= Beginning of Section =

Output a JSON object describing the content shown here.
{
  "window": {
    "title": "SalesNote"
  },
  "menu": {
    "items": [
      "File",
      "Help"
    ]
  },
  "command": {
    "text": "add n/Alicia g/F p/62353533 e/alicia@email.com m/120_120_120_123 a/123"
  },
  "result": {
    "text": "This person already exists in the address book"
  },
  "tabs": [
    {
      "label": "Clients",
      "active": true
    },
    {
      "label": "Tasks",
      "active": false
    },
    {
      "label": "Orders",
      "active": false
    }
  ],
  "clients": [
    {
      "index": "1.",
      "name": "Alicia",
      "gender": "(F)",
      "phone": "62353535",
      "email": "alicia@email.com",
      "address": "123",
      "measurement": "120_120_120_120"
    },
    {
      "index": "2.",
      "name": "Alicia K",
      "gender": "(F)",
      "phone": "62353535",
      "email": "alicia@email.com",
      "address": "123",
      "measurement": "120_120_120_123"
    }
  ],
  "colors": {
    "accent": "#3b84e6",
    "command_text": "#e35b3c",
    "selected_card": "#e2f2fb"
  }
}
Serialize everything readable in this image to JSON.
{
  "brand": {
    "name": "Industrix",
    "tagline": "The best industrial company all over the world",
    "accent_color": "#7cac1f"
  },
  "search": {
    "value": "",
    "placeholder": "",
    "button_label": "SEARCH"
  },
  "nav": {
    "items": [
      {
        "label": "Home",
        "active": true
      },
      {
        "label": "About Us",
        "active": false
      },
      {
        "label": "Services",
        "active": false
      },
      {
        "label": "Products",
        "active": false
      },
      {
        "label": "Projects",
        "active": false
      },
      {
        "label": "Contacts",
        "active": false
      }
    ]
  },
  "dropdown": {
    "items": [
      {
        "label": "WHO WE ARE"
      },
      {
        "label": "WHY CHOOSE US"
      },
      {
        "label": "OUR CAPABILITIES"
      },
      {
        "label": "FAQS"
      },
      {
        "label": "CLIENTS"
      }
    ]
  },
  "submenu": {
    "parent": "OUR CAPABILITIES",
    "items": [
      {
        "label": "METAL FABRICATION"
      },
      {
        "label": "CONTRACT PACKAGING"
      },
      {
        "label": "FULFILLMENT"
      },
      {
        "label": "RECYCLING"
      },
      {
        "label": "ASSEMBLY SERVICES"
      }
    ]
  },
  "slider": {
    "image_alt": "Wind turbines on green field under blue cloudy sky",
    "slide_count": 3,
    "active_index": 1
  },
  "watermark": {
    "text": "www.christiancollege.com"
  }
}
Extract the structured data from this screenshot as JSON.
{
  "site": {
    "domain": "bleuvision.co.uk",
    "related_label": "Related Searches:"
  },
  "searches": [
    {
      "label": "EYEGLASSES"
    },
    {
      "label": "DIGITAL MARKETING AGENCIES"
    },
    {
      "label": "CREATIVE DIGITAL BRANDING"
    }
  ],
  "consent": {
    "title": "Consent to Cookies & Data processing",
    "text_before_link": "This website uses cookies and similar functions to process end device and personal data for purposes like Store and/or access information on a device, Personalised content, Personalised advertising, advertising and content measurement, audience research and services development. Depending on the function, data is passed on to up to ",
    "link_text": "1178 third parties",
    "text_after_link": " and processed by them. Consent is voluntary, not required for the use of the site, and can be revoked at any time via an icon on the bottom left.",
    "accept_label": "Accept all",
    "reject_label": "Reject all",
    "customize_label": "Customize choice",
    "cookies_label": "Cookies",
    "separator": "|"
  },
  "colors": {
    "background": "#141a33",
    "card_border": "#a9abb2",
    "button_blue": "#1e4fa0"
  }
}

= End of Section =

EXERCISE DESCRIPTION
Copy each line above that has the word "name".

SOLUTION TO THIS TASK
      "name": "Alicia",
      "name": "Alicia K",
    "name": "Industrix",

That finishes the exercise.